[RECORDS PROVIDED]

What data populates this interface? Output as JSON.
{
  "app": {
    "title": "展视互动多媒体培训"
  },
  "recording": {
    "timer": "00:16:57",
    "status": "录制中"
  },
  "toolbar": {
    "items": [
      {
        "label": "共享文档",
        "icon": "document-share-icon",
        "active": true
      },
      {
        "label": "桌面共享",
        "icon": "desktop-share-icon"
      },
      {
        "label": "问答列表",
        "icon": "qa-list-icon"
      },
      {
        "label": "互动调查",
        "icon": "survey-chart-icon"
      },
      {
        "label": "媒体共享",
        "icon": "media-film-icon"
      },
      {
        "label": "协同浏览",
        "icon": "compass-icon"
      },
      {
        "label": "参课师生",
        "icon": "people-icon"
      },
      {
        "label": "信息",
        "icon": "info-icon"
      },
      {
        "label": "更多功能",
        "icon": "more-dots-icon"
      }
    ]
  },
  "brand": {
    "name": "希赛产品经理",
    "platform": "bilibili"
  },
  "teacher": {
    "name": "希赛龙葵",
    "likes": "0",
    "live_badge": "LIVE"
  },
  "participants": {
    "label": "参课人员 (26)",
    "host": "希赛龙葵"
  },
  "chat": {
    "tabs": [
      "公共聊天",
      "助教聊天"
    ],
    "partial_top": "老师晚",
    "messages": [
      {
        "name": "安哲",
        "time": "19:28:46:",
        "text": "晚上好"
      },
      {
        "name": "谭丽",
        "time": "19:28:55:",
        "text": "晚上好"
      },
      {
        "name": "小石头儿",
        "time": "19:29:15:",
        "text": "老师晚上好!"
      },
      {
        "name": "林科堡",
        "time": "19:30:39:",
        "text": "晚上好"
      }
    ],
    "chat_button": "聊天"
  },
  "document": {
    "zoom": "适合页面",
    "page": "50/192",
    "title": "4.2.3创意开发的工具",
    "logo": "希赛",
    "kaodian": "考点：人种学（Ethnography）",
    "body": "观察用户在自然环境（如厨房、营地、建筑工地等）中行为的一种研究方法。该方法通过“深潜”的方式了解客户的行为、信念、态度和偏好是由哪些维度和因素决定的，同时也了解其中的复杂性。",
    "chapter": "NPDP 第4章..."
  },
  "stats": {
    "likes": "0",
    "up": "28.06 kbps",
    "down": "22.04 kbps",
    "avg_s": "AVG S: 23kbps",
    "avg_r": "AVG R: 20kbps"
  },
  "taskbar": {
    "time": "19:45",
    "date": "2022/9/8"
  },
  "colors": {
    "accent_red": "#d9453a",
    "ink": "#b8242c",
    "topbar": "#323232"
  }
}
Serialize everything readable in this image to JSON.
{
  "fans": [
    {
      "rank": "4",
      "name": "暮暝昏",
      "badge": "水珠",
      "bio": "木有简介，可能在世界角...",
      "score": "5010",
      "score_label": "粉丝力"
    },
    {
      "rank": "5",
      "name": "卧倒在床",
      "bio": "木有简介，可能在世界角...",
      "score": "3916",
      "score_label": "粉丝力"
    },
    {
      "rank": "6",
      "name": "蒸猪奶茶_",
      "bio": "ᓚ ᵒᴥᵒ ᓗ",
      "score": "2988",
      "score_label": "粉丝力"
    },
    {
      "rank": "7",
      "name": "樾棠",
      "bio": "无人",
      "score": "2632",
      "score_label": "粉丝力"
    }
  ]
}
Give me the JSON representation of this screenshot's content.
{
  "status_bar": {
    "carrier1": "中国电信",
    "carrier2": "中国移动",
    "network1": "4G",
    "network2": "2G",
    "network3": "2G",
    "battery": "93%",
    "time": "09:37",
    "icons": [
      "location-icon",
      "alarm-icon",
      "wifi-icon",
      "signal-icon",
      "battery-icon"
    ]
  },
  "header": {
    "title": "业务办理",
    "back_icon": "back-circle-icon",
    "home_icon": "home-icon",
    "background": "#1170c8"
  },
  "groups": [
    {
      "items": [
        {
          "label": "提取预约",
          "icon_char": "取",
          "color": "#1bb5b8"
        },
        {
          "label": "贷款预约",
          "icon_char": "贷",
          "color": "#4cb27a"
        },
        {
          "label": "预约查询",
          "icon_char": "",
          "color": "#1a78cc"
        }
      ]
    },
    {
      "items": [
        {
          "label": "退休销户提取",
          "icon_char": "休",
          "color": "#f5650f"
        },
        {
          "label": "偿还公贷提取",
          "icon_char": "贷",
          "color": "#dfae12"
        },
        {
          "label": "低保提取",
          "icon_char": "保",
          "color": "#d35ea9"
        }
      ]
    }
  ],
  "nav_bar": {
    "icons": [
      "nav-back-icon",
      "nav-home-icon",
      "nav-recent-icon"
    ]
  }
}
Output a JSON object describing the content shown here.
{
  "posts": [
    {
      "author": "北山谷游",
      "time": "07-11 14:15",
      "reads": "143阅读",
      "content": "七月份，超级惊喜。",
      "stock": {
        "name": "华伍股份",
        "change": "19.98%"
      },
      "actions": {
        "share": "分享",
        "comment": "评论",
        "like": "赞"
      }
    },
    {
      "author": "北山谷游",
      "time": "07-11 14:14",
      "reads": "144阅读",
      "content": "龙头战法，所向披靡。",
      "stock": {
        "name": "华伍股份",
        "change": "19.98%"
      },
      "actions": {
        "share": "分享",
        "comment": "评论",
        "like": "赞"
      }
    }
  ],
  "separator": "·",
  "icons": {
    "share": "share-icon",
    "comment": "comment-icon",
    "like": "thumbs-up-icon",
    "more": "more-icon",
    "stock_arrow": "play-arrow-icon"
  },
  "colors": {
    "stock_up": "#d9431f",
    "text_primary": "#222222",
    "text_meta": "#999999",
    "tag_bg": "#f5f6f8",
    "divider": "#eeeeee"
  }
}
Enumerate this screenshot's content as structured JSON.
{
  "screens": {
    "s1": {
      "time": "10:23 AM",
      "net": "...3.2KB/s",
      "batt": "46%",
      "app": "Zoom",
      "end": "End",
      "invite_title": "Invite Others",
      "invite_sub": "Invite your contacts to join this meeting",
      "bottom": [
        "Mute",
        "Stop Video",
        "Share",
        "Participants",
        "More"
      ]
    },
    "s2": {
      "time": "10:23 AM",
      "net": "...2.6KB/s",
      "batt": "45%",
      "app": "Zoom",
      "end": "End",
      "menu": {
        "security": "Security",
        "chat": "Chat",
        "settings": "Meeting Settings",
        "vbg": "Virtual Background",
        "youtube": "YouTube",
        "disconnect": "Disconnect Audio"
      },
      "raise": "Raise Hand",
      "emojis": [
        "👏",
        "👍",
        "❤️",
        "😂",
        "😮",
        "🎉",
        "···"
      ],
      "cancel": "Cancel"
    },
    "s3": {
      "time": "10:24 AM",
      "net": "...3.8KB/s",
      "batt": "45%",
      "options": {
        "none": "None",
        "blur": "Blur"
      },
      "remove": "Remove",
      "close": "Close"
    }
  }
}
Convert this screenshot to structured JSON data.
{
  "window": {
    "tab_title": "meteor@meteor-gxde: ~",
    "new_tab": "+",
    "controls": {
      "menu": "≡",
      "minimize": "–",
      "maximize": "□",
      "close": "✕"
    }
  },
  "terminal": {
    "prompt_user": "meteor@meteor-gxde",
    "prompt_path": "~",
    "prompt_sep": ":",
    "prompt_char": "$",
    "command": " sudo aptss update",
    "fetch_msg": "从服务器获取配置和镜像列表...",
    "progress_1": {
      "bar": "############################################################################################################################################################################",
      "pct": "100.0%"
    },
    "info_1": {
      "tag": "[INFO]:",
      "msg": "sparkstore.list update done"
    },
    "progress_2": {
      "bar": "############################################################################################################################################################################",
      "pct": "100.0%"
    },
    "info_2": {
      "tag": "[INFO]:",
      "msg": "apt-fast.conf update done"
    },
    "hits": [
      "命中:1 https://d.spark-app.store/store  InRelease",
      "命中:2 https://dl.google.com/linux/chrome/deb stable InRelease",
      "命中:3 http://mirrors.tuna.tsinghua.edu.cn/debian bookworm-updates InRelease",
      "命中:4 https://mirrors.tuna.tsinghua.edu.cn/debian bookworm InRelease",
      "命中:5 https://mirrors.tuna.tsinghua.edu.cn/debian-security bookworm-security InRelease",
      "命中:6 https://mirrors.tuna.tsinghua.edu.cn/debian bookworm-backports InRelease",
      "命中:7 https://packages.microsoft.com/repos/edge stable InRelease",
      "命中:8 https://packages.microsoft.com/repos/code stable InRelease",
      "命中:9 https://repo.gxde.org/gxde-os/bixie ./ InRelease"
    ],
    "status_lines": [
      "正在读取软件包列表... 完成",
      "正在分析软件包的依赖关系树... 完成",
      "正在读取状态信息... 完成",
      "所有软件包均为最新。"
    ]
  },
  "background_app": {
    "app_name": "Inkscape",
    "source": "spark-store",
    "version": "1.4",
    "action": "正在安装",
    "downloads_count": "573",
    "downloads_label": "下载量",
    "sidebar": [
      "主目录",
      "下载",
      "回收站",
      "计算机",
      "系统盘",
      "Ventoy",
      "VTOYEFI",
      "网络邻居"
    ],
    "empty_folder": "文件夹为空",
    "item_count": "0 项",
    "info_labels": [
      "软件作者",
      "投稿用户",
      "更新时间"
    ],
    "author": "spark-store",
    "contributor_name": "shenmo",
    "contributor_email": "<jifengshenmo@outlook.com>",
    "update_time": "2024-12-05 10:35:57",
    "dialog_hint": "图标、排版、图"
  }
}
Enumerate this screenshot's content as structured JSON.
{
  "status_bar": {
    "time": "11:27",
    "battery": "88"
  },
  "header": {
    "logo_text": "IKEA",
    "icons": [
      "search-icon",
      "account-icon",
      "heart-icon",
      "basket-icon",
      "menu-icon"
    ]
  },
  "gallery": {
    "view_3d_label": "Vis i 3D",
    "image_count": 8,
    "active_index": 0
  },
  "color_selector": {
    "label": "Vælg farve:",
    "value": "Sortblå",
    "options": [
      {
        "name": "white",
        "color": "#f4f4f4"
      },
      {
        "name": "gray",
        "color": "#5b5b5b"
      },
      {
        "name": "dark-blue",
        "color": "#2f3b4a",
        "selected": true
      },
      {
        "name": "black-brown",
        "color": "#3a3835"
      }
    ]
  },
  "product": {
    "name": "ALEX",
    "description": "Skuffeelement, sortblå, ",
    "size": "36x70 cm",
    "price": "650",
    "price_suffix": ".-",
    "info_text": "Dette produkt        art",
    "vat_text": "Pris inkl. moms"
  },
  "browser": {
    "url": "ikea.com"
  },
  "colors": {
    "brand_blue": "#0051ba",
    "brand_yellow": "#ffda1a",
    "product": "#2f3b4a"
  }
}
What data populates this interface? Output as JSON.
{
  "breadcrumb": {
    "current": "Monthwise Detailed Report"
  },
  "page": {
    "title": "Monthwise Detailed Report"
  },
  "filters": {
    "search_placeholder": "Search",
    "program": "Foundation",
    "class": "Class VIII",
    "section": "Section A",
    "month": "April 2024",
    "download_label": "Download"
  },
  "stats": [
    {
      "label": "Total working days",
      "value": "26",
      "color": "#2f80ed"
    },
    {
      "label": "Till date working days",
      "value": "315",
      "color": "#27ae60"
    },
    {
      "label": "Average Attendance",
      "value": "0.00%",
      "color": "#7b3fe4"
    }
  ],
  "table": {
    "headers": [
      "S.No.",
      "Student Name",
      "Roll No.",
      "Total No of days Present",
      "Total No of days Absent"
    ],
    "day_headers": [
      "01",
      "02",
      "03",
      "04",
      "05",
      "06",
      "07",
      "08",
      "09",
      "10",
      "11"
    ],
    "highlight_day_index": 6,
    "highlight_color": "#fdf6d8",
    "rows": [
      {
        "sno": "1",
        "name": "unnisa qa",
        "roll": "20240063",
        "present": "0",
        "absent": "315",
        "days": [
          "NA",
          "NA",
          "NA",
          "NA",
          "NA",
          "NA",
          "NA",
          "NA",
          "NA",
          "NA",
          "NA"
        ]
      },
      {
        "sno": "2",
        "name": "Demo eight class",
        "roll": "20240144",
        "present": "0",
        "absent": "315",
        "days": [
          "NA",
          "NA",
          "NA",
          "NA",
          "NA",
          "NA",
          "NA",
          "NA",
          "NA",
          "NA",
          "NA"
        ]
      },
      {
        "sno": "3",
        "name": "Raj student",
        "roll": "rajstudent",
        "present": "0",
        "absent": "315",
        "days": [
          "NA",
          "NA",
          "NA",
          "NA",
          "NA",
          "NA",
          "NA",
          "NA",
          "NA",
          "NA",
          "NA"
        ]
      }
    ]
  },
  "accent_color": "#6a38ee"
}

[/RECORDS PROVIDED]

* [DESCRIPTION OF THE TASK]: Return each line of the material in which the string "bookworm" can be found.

* [YOUR SOLUTION]:
      "命中:3 http://mirrors.tuna.tsinghua.edu.cn/debian bookworm-updates InRelease",
      "命中:4 https://mirrors.tuna.tsinghua.edu.cn/debian bookworm InRelease",
      "命中:5 https://mirrors.tuna.tsinghua.edu.cn/debian-security bookworm-security InRelease",
      "命中:6 https://mirrors.tuna.tsinghua.edu.cn/debian bookworm-backports InRelease",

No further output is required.